### SUPPLIED MATERIAL

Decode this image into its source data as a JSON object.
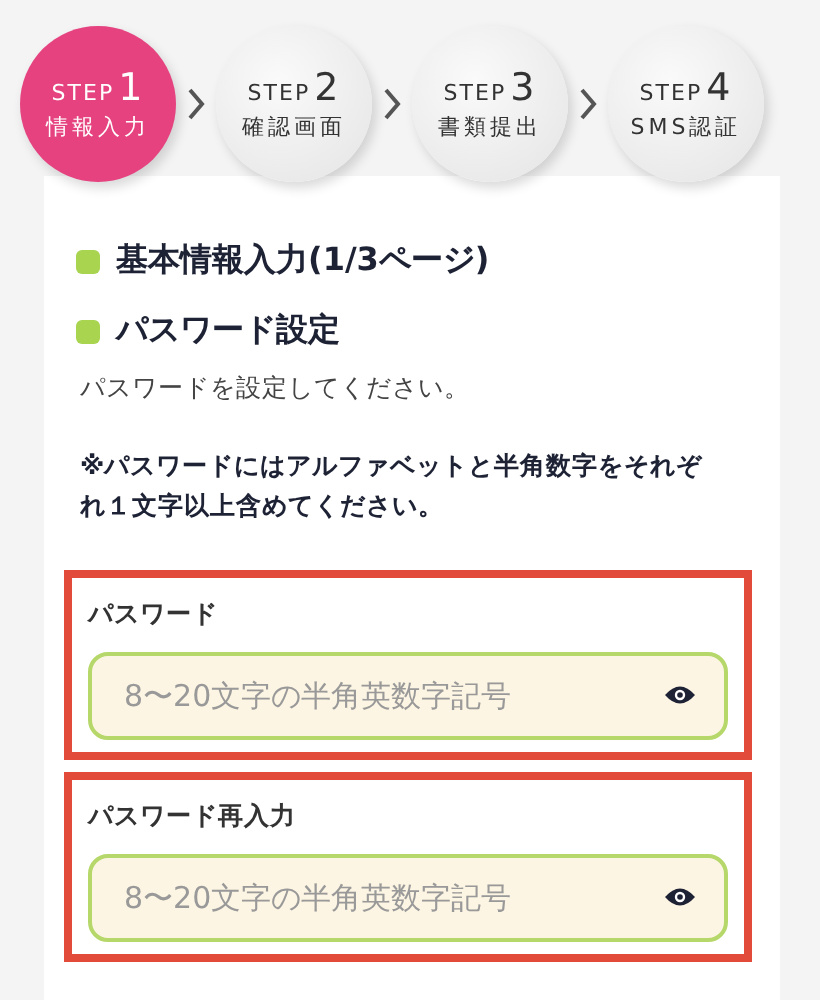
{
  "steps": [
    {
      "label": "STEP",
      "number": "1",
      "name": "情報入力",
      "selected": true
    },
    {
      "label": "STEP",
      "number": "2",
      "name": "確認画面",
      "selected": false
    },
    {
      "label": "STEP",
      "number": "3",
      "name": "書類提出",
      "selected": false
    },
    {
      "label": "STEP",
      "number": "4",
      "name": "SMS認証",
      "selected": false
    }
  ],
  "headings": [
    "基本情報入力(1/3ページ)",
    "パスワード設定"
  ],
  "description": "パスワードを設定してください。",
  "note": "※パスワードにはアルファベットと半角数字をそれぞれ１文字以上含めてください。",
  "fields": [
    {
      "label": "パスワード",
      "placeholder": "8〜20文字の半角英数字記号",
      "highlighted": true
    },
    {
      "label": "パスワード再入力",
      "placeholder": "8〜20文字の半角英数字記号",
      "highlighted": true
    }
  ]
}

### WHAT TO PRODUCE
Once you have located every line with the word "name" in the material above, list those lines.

### THE COMPLETED TASK
      "name": "情報入力",
      "name": "確認画面",
      "name": "書類提出",
      "name": "SMS認証",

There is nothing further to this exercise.